The UN’s prevention programming is commendable, but the MOU has been shown to be insufficient for holding individuals and TCCs accountable for abuses such as child molestation. In other words, the UN has created protocols insufficient to rectify the abuse, for they lack the ability to enforce systematic disciplinary measures against peacekeepers. At most, the UN has been transparent about the misconduct perpetrated by Peacekeepers by investigating and recording complaints. The TCCs must be empowered to, and be held responsible for, disciplining their own peacekeepers. To date, there are few, if any, cases of TCCs punishing peacekeepers for misconduct abroad.

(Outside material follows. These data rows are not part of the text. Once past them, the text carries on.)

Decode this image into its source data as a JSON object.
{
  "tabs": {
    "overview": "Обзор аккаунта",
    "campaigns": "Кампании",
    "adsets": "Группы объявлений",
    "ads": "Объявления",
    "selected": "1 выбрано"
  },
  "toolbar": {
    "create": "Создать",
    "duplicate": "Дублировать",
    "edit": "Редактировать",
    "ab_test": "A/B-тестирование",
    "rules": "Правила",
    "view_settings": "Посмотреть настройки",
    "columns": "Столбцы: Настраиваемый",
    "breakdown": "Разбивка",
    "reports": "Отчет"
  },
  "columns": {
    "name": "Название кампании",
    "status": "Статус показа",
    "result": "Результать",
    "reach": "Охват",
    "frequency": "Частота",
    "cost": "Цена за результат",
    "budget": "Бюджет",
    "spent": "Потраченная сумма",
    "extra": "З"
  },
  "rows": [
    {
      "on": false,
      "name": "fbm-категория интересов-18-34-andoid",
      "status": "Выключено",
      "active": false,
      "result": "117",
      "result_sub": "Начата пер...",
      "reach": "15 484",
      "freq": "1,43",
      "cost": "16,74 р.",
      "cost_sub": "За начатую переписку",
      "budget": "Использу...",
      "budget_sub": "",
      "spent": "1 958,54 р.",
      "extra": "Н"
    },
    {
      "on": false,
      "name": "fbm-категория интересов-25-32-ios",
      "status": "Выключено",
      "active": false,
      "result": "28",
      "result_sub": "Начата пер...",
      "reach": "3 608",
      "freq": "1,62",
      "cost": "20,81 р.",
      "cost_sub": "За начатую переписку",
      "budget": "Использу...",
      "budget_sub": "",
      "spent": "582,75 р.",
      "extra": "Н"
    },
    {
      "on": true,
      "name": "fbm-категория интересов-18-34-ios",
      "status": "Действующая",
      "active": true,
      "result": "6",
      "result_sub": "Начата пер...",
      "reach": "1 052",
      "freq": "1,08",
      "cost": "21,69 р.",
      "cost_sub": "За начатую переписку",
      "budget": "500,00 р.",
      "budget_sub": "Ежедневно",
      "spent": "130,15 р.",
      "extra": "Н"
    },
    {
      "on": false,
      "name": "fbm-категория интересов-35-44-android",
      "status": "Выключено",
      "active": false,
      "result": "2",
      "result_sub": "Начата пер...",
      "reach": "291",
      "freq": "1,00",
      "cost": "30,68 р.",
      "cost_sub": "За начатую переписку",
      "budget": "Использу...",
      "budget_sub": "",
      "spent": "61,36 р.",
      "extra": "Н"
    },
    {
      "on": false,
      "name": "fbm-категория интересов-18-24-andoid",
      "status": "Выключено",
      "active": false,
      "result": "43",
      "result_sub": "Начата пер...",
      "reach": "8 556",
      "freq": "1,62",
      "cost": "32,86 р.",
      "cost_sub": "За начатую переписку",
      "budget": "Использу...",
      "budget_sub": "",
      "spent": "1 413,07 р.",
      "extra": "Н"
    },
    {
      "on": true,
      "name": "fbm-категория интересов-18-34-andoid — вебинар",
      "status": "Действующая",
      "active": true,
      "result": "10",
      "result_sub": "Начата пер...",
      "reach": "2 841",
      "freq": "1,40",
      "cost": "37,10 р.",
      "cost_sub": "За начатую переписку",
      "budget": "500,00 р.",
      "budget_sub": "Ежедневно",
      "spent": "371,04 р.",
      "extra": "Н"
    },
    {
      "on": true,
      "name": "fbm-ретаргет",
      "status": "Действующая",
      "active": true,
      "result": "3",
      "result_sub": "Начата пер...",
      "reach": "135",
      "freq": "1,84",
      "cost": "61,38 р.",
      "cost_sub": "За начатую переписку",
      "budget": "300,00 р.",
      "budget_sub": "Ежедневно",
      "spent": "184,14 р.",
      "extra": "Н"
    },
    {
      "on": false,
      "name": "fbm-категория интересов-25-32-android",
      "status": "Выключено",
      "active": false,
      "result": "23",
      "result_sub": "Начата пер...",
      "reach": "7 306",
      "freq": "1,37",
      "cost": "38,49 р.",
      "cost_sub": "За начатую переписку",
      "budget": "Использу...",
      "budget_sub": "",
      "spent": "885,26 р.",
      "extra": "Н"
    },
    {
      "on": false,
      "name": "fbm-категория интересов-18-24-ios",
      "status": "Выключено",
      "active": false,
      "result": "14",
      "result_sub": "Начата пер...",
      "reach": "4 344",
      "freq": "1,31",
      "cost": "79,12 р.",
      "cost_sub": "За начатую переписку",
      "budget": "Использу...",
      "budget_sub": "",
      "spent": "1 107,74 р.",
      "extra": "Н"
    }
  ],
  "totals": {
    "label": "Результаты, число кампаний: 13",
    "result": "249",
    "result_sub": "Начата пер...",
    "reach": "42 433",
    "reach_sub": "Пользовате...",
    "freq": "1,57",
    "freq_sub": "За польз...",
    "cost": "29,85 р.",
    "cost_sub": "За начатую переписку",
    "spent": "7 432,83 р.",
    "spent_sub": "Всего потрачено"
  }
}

The UN Security Council recently adopted Resolution 2272 (2016) to crack down on Peacekeeper predators. The resolution requires TCCs to investigate complaints of misconduct and turn in reports to UN Secretary Ban Ki Moon within six months. The resolution seeks to replace all military or police units from any contributing country that had failed to hold perpetrators accountable for their misconduct. Prior to Resolution 2272, Ban Ki Moon pledged to hold UN Peacekeeper predators accountable by “first – ending impunity, second – helping, and supporting victims; and third – strengthening accountability through action by Member States.”

If the Secretary-General’s zero tolerance policy is to become a reality, the UN as a whole—including TCCs—must recognize that sexual abuse by Peacekeepers is not a mere disciplinary matter. Rather, it is a violation of the victims’ fundamental human rights. Victims’ rights must be made the priority. In particular, the UN must recognize that sexual violence by Peacekeepers triggers its human rights mandate to protect victims. As such, it must investigate, report, and follow up on human rights violations, and take measures to hold perpetrators accountable. In the absence of concerted action to address wrongdoing by the very persons sent to protect vulnerable populations, the credibility of the UN and the future of peacekeeping operations are in jeopardy. UN Peacekeeper predators must be held accountable. TCCs must create and enforce domestic laws to prevent and punish such misconduct.